In reality, images are pretty good in detail but the HDR algorithm is lacking. In most images, we lose detail in the shadows while brightly lit objects turn out decently. In sunlight, detail is preserved well. At night, we see a lot of detail preserved and very little blurriness from hand shakes thanks to the gimbal setup.
Vivo also has a Starry sky mode. Think of this as something like Google’s Astrophotography mode in Night Sight in the Google Camera app. Vivo claims this algorithm can remove star trails from the movement of the earth and segments the photos for better night photography. All around, I found that it works as expected but noticeably underperforms Google’s Astrophotography mode on the Pixel 4. This, once again, has to do with the color science behind Vivo’s camera.
The Vivo X50 Pro has two telephoto lenses: a 2X portrait lens and a 5X periscope zoom lens. The 2X telephoto takes excellent photos; I’d say it actually performs better than the main camera. The color science is much better with outstanding HDR. For the 5x optical camera, it’s also quite capable of producing great photos. In fact, I’d put it on par with the Galaxy S20 Ultra. However, I don’t think it’s quite as good as the OPPO Find X2 Pro or Huawei P40 Pro+. The zoom maxes out at 60x digital, though its utility is debatable.
Overall, I find the two telephoto cameras on the Vivo X50 Pro to be the most impressive of the 5 total cameras on the phone. The 2x optical and 5x optical cameras were a nice contrast in quality considering how below par the other 3 cameras are.
The ultrawide camera on the Vivo X50 Pro failed to impress. In most pictures I took, there’s little detail preservation. In some pictures, there’s extreme distortion, making images very unappealing. In some, albeit very few, images, the photos came out beautifully with vivid colors and great detail. I wouldn’t consider this a very reliable or consistent ultrawide camera since it’s sometimes capable of capturing great photos. Unfortunately, “sometimes” is not good enough when there are many competitors that do it much better.

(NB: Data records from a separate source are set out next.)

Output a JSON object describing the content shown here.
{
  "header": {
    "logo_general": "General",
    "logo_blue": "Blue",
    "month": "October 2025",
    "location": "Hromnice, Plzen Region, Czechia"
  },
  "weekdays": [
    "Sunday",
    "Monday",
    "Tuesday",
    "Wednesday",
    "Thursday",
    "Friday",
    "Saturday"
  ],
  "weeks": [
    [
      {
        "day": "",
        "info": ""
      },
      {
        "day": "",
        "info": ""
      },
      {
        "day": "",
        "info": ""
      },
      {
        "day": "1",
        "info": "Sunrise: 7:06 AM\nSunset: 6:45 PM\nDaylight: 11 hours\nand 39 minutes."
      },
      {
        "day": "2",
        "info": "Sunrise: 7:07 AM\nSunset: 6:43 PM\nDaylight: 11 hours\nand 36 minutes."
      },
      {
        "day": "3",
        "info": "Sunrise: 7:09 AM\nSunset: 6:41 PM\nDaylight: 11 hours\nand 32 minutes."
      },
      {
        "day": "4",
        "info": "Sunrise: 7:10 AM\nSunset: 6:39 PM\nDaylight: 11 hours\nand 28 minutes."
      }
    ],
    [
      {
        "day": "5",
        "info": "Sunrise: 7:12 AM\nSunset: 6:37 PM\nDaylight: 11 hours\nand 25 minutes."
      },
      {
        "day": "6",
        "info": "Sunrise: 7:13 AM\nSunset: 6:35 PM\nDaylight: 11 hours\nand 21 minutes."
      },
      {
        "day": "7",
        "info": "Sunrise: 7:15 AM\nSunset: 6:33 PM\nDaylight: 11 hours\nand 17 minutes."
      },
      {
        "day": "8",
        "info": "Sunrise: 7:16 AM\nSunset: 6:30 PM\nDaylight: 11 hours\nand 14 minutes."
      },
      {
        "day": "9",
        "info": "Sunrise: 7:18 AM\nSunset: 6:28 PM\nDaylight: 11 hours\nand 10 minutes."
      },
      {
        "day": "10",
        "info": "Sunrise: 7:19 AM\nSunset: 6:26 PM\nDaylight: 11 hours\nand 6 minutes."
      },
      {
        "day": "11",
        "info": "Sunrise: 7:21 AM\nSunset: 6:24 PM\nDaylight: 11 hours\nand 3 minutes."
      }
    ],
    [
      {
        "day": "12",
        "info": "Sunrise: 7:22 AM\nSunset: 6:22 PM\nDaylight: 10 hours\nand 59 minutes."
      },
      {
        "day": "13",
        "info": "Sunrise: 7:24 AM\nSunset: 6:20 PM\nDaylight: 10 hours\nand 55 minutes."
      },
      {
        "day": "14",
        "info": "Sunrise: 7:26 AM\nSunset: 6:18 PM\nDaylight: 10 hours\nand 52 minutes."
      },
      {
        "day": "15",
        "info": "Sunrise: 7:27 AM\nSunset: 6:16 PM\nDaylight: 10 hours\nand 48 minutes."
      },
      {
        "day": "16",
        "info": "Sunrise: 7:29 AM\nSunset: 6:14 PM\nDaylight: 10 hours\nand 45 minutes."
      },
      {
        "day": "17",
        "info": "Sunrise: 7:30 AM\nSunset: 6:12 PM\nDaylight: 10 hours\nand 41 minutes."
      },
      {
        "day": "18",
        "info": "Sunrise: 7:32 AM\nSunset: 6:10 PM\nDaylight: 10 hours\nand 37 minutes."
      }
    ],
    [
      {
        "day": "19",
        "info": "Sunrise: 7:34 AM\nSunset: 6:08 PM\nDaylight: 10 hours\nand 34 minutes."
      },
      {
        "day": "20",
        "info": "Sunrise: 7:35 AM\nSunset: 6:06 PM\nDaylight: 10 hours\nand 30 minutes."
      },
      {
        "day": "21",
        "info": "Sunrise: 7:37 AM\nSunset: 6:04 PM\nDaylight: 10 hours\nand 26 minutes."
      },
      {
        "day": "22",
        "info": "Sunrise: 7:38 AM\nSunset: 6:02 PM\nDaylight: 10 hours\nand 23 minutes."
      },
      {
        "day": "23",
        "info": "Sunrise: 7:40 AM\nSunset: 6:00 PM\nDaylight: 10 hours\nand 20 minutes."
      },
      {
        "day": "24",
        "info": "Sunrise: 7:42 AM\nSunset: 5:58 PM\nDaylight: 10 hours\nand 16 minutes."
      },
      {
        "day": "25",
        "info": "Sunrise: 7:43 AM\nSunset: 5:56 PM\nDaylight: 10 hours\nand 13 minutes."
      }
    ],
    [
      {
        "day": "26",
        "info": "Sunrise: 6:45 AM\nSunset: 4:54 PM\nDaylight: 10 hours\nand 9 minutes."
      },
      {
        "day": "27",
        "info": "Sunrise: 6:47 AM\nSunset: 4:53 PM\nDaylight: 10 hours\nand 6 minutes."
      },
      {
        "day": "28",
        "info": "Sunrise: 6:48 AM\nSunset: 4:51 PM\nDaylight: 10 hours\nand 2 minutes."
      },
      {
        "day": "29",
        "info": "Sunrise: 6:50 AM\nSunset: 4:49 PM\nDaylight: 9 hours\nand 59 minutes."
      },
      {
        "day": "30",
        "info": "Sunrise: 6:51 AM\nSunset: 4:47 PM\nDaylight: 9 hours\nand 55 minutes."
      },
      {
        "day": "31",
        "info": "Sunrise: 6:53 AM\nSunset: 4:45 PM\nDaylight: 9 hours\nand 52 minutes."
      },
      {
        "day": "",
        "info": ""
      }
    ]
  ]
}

Selfie photos from the Vivo X50 Pro can be described with one word: overblown. My other big issue is with the camera’s beauty mode. In the selfies above, I disabled it with each option set to 0. But as is very obvious, there is some skin smoothing in the images nonetheless. To some extent, I can fix the photos in post, but I shouldn’t have to edit selfies to make them look realistic on a phone marketed for its camera quality, even if Vivo’s emphasis is on the main rear camera.
Final Thoughts on the Vivo X50 Pro’s Camera
Vivo has a device with fantastic hardware on their hands. The Sony IMX 598 sensor with a gimbal should make for a stellar combination. The issue isn’t with the hardware, though. The Vivo X50 Pro’s camera processing just isn’t competitive with other camera phones I’ve used in 2020. The HDR is lacking, the camera smoothens skin too much, the depth estimation on portrait shots is subpar, and the colors are hit and miss.
At the time of writing this review, Vivo hasn’t announced the European pricing on the Vivo X50 Pro, though they did announce the Indian pricing. The Vivo X50 Pro costs 49,900 Indian Rupees, which is approximately equivalent to $664. The price in Europe will likely be a tad bit higher than that given multiple external factors, though. Unfortunately, I can’t recommend this phone for its camera at the current price. Should Vivo issue a major software update that improves the camera quality, I might change my mind. The rest of the phone’s hardware may otherwise feel solid (though I’m not a fan of FunTouch OS), but the Vivo X50 Pro’s main selling point—its Gimbal camera—can’t stabilize the poor camera processing.